[Interface dataset entries]
|---|

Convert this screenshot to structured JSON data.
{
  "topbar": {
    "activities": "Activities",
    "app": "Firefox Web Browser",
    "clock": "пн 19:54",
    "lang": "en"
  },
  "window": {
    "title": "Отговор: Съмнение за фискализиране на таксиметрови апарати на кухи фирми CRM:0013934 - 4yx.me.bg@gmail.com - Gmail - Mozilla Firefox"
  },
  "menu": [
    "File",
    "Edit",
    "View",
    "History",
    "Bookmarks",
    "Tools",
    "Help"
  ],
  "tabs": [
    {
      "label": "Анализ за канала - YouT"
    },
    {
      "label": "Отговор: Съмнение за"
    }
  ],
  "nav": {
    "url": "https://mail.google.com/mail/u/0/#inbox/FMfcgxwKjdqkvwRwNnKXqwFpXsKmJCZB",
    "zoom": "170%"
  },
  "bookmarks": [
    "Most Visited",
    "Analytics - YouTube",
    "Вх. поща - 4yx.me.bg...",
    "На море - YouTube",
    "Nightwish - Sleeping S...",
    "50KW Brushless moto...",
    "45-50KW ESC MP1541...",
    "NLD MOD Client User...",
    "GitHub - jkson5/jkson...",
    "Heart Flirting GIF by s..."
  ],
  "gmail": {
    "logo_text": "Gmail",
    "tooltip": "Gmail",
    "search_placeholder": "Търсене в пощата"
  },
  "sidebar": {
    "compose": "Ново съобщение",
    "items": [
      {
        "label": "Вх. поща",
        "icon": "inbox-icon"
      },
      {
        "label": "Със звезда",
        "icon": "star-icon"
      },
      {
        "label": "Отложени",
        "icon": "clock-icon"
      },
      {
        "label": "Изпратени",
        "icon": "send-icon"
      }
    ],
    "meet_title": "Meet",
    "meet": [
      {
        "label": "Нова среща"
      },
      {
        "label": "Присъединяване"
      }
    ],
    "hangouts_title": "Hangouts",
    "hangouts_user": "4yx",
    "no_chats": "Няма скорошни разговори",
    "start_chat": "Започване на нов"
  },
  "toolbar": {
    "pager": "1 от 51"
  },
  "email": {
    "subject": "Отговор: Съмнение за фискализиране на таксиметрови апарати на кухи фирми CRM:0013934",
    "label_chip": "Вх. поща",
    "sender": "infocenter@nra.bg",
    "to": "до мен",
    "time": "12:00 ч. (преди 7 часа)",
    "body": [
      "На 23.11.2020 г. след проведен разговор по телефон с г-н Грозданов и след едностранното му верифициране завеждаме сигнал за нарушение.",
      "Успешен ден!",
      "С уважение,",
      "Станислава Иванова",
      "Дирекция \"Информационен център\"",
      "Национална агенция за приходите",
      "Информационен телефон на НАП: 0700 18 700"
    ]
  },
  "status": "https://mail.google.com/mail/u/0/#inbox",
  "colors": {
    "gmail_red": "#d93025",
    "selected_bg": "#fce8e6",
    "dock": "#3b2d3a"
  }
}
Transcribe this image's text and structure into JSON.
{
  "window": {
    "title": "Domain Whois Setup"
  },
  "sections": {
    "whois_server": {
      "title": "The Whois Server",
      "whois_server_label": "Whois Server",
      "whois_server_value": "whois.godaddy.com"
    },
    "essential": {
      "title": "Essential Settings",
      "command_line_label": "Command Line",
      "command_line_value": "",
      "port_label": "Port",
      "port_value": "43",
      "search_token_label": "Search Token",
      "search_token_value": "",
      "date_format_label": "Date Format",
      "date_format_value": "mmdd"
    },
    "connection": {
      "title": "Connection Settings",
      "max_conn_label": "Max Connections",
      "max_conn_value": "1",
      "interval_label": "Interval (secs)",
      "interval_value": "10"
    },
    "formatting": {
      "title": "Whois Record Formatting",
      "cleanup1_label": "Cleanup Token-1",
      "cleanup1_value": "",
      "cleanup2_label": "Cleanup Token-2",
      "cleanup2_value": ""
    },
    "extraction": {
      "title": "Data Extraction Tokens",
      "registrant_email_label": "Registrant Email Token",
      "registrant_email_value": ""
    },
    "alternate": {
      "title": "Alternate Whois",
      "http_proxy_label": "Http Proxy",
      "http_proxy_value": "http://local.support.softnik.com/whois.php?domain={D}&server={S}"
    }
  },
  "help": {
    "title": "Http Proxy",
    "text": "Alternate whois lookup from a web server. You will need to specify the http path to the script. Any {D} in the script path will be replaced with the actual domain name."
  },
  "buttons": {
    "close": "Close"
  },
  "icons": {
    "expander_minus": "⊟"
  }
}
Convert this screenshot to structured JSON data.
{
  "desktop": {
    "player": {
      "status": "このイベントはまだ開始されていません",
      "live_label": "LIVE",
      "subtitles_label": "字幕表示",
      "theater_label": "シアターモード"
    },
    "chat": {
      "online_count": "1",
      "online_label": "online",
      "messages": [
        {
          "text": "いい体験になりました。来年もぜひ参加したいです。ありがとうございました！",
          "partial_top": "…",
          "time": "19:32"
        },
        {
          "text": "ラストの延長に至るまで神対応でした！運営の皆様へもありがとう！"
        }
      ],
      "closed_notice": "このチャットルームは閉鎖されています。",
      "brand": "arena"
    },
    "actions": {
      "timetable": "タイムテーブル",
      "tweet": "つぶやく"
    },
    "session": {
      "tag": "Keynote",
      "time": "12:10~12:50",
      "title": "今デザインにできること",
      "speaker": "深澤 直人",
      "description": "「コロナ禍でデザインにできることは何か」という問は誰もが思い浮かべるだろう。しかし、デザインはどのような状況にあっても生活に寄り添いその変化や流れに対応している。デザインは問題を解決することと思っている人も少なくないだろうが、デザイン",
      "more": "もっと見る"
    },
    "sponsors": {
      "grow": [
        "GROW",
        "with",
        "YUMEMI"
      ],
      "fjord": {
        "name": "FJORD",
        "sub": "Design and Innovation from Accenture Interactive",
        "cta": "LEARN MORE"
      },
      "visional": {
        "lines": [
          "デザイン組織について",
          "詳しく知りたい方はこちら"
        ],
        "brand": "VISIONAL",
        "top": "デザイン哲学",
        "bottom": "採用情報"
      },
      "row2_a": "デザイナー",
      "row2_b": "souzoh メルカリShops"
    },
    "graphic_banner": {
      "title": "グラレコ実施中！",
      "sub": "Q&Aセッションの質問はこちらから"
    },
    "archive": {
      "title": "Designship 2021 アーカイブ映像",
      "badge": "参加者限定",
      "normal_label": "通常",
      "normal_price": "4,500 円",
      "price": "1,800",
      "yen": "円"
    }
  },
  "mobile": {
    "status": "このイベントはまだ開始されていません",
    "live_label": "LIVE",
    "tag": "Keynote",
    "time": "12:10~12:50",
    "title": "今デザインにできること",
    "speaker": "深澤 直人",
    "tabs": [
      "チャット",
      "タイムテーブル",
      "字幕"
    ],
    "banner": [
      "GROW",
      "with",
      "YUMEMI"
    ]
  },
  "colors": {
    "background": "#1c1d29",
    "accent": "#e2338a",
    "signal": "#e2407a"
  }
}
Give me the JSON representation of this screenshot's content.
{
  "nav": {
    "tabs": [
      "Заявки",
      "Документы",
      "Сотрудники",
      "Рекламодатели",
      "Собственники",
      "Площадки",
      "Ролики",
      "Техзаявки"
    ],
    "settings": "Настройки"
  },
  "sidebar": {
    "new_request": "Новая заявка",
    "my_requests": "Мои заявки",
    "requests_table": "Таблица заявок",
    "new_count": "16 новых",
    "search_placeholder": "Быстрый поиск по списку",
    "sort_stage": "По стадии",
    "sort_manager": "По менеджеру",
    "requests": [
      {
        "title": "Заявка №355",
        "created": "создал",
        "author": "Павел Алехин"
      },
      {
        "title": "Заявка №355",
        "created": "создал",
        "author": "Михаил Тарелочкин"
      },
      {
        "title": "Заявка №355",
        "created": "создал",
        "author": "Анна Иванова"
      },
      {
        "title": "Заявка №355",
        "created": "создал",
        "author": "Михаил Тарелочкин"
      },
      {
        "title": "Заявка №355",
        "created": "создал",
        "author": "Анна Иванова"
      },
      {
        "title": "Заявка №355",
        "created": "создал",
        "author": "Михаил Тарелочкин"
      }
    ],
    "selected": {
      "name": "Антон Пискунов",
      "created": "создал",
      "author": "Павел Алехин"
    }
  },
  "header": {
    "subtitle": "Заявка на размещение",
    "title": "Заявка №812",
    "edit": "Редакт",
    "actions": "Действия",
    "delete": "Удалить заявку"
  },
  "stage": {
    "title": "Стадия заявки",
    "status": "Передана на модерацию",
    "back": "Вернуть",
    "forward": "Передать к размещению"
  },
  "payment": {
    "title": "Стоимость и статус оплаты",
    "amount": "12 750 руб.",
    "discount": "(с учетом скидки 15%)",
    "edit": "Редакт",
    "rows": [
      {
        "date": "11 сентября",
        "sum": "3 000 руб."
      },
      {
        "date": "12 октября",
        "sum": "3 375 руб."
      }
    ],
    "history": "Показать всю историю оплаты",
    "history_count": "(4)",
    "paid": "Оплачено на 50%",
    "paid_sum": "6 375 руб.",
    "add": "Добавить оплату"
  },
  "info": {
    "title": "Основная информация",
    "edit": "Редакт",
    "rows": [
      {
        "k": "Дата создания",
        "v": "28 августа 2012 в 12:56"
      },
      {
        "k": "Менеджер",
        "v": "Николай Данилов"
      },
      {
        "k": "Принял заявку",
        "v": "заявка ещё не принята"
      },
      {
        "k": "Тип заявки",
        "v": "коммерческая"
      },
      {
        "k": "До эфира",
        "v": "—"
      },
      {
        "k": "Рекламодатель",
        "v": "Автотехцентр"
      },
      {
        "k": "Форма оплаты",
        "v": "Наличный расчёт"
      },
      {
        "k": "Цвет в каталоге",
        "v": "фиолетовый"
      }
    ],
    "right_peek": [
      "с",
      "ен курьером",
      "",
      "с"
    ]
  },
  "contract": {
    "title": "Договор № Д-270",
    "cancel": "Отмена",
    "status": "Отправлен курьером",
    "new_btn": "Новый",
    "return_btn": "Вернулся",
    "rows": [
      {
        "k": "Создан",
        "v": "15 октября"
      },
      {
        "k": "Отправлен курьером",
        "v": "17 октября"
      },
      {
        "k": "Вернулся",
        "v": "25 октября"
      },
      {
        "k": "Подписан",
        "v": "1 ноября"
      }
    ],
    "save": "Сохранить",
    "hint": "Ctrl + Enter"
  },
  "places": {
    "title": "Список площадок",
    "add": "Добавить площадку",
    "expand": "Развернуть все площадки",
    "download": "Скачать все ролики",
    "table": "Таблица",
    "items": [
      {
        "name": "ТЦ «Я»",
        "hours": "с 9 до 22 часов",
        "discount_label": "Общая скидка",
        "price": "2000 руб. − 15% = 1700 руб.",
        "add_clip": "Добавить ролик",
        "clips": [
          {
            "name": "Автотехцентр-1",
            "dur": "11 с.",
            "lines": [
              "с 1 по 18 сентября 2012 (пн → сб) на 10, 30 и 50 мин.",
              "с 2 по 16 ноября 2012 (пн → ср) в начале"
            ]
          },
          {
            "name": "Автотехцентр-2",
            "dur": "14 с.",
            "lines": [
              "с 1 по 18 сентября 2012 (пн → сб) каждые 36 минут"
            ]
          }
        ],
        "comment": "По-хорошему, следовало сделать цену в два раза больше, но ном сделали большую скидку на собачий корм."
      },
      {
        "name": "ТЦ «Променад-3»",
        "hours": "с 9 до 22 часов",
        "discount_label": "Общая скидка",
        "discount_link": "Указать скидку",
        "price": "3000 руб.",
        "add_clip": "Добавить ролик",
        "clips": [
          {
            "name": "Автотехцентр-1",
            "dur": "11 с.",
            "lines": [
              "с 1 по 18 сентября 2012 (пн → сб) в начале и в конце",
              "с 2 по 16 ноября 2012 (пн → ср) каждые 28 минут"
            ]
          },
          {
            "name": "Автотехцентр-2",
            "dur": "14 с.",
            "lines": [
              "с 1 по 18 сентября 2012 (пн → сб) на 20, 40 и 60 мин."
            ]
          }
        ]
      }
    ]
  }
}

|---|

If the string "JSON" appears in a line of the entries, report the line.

§ **YOUR SOLUTION**:
Convert this screenshot to structured JSON data.
Transcribe this image's text and structure into JSON.
Convert this screenshot to structured JSON data.
Give me the JSON representation of this screenshot's content.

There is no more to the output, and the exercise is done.